- 1 cup sugar
- 3⁄4 cup unsweetened nonalkalized cocoa
- 2 cups water
- 2 oz. bittersweet or semisweet chocolate,
- 2 tsp. vanilla extract
- 1 Tbs. instant espresso powder (optional)
- 1 Tbs. Kahlúa or other coffee liqueur, coffee
syrup or clear crème de menthe (optional)
Put the sugar and cocoa in a saucepan. Use a wire whisk to stir the sugar and cocoa together. Slowly whisk in the water to make a smooth mixture, with no lumps of cocoa remaining. Place over medium-high heat, stir with a wooden spoon and bring to a boil, 3 to 4 minutes. You want bubbles rising and breaking all over the surface. Stirring frequently, boil the syrup until it is dark and smooth and there are no visible grains of sugar, 1 to 2 minutes.
Add the chocolate to the syrup
Remove the pan from the heat. Add the chocolate and let it stand for 1 minute so that it begins to melt, then stir with the wooden spoon until the chocolate is completely melted and the mixture is smooth and uniformly dark, 1 to 2 minutes. Stir in the vanilla and espresso powder (the espresso powder deepens the flavor) and continue stirring until smooth.
Chill the chocolate mixture
Pour the chocolate mixture into a bowl, scraping the sides of the pan with a rubber spatula. Let cool to room temperature, 30 to 45 minutes. Cover the bowl with plastic wrap and refrigerate the mixture until it is very cold, at least 3 hours or up to 8 hours.
Churn the sorbet

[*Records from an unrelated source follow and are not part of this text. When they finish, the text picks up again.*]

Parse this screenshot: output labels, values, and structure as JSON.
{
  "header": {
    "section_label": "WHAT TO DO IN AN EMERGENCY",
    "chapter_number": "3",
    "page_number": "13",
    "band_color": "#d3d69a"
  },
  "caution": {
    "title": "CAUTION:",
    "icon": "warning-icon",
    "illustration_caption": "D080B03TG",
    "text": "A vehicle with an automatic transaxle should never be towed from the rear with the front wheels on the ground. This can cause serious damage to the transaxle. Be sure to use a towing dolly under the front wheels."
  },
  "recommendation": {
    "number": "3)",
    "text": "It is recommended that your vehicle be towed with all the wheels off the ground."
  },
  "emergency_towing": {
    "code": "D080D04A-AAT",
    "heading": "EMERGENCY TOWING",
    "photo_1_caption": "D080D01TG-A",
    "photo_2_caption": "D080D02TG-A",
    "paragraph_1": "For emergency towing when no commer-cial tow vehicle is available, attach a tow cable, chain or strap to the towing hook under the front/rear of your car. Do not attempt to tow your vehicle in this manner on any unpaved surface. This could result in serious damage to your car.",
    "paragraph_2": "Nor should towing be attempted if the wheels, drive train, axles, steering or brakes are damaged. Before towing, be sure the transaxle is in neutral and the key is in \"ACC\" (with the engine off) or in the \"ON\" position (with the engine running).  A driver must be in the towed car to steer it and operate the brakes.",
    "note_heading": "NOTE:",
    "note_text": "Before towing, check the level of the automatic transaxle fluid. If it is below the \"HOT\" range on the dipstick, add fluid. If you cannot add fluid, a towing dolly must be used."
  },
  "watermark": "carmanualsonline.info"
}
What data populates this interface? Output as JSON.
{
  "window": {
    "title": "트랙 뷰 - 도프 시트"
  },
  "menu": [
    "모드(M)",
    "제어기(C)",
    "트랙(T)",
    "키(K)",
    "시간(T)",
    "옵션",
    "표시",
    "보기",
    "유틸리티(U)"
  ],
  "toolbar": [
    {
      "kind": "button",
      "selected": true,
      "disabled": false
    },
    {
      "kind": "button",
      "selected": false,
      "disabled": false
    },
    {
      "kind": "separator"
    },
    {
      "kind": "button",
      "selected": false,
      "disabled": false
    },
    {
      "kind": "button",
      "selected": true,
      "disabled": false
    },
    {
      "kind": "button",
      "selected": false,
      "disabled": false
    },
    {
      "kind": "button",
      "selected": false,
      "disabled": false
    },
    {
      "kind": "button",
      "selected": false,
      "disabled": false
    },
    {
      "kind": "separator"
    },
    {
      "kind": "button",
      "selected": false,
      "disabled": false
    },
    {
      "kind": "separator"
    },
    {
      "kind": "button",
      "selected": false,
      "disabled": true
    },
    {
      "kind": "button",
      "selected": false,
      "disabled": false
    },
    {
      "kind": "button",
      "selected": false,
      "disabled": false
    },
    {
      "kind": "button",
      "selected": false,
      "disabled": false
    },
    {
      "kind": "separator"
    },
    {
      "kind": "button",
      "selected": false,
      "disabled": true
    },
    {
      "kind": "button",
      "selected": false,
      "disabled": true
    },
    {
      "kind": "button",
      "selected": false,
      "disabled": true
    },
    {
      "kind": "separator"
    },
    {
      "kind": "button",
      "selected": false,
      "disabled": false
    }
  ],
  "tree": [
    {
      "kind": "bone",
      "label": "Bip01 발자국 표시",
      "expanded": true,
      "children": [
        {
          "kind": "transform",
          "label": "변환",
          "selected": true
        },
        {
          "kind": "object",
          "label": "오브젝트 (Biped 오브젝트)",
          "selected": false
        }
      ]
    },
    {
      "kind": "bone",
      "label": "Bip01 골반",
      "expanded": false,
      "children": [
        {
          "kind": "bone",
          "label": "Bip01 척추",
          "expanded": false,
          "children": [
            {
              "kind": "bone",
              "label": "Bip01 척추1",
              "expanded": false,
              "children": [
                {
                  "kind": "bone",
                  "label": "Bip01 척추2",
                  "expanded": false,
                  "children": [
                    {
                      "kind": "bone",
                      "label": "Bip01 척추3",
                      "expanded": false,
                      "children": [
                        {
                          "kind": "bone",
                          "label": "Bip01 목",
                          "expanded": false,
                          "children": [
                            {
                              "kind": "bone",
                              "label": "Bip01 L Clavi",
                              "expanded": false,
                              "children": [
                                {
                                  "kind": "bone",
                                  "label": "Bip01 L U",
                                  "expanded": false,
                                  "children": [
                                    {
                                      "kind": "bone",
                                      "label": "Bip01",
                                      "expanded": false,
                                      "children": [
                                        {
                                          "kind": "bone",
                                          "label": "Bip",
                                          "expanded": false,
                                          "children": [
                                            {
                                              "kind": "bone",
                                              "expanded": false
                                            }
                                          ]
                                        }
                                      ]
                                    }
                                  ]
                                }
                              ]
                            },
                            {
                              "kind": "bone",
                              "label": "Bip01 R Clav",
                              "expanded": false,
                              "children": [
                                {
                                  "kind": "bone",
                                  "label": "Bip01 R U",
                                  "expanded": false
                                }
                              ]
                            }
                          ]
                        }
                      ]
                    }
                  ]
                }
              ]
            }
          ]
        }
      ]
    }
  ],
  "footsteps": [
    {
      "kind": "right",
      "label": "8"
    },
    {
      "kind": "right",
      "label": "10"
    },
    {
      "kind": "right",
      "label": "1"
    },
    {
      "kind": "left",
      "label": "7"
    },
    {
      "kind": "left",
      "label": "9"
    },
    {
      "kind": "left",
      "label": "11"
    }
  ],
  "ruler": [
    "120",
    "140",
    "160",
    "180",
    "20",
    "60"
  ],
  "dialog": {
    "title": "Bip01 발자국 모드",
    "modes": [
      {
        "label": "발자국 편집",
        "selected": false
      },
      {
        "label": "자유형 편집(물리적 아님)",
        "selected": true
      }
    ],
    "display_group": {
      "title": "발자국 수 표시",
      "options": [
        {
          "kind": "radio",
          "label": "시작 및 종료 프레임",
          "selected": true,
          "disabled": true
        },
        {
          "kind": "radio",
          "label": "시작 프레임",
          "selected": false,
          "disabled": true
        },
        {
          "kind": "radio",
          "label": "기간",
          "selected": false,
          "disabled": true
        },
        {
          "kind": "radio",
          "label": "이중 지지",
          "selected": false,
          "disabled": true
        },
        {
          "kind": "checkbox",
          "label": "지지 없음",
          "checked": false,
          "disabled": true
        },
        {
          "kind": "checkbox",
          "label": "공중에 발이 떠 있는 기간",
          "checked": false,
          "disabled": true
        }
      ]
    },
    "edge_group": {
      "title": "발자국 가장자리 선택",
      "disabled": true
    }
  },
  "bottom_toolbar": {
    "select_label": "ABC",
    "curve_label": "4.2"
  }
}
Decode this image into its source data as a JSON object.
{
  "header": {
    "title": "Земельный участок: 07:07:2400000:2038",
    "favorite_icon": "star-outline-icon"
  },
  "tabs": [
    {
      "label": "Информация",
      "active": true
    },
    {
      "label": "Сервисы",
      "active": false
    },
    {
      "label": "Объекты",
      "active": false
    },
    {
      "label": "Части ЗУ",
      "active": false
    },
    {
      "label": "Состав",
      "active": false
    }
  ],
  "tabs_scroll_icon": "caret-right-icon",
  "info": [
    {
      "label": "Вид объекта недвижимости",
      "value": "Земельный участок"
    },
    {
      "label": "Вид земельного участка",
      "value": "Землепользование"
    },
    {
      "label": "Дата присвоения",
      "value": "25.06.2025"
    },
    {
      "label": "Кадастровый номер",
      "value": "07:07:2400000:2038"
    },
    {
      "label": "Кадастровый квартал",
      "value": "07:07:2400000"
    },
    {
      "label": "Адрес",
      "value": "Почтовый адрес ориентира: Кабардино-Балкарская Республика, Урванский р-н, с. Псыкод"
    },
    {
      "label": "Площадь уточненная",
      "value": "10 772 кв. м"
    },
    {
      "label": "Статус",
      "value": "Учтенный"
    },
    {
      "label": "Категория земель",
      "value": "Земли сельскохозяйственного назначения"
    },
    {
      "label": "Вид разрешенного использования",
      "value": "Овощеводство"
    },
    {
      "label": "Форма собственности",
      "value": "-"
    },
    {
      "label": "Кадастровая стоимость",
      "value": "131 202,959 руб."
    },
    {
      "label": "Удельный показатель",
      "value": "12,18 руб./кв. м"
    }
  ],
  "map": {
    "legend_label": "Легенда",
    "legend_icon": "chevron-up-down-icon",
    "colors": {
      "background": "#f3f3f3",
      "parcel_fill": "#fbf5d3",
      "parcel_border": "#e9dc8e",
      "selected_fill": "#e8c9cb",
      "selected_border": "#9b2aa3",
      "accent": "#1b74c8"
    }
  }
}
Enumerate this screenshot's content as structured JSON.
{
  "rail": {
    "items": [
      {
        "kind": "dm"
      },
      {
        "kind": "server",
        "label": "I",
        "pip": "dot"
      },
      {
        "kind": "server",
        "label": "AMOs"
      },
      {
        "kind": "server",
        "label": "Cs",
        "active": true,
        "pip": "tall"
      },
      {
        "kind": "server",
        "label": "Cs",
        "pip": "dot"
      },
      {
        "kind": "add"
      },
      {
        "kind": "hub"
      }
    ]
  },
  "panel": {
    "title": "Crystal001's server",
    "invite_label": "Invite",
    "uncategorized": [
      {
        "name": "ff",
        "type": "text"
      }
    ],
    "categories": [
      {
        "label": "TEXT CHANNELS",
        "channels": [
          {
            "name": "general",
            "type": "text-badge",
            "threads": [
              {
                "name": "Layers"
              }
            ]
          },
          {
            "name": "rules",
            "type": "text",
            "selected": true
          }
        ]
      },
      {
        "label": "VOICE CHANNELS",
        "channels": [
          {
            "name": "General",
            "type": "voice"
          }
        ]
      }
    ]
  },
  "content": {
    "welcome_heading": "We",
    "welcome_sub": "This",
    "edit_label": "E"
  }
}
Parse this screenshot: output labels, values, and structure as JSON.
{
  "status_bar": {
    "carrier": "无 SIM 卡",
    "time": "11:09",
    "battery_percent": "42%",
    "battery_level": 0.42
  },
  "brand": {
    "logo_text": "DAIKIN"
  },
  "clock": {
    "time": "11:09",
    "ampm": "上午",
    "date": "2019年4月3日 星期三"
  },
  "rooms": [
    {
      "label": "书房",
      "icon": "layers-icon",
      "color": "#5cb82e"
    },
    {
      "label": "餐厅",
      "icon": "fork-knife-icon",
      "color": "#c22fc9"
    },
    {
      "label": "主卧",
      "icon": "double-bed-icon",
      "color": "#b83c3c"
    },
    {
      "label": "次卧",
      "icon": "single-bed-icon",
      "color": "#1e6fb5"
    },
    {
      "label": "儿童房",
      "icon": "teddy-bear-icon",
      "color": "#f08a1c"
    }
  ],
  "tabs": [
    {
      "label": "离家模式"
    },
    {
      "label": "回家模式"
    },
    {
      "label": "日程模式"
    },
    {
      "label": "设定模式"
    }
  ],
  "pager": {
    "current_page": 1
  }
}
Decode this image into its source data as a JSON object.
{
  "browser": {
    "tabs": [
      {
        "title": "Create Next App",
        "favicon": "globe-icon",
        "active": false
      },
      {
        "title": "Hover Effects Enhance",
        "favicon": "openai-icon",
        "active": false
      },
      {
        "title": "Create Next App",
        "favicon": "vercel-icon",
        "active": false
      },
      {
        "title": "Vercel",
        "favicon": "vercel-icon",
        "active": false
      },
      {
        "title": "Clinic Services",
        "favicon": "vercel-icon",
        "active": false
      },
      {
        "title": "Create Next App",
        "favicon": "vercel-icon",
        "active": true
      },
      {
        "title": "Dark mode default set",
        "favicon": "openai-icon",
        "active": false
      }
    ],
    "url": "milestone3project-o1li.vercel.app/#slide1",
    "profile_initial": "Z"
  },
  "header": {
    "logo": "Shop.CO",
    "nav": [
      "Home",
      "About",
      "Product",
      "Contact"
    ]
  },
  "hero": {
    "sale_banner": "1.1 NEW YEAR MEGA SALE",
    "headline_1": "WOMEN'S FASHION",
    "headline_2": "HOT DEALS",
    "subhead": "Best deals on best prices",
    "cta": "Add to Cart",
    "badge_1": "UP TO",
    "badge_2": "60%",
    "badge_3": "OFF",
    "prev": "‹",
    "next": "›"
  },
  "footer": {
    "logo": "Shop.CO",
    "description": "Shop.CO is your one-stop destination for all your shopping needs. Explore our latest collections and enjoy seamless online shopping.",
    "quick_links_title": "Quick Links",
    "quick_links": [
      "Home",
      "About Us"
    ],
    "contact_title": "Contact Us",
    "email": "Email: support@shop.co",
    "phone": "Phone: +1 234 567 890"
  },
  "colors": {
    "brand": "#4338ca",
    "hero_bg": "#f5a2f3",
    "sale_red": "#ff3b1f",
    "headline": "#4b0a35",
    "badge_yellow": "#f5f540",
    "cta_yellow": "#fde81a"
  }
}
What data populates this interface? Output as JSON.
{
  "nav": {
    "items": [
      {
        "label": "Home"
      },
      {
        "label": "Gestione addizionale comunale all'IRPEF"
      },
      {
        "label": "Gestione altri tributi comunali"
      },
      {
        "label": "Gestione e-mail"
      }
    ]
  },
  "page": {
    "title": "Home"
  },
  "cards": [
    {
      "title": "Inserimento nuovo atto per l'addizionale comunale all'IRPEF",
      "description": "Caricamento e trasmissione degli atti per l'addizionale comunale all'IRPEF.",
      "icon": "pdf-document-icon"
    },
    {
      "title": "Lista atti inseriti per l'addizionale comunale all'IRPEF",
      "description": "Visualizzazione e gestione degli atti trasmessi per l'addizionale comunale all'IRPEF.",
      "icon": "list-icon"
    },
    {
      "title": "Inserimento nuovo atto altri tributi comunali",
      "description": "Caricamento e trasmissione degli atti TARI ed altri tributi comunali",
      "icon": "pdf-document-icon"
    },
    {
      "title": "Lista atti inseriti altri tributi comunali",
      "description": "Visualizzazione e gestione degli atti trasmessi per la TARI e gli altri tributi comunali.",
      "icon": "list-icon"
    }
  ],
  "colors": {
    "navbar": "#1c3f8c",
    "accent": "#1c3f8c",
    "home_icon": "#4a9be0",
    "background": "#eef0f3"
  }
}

Prepare an ice cream maker with at least a 1-quart capacity according to the manufacturer's instructions. Pour the well-chilled chocolate mixture into the ice cream maker and churn. The timing will depend on the type of ice cream maker and the temperature of the chocolate mixture. When the sorbet is almost finished churning and it has thickened and mounds on the paddle, add the liqueur or syrup. Continue to churn until the sorbet is smooth and mounds again, 1 to 2 minutes.
Serve or store the sorbet
The sorbet can be served immediately, directly from the mixing container, when it is soft and richly flavored. For a firmer consistency, use a rubber spatula to transfer the sorbet to a plastic freezer container. Cover tightly and freeze until the sorbet is firm, at least 3 hours or up to 3 days. The sorbet has a little fat in it from the melted chocolate, so it will keep its texture in the freezer longer than a pure fruit sorbet. It is at its best when served within 12 to 24 hours. Makes about 1 quart.
Pastry Chef's Tip: Cocoa powder often forms clumps when combined with a liquid. If you mix it with sugar first, however, the cocoa grains will separate and are more likely to remain that way. If the cocoa still clumps a bit after you add the water, keep whisking while you heat the cocoa-sugar syrup and the lumps will eventually dissolve.
Adapted from Williams-Sonoma Mastering Series, Frozen Desserts, by Melanie Barnard (Simon & Schuster, 2006).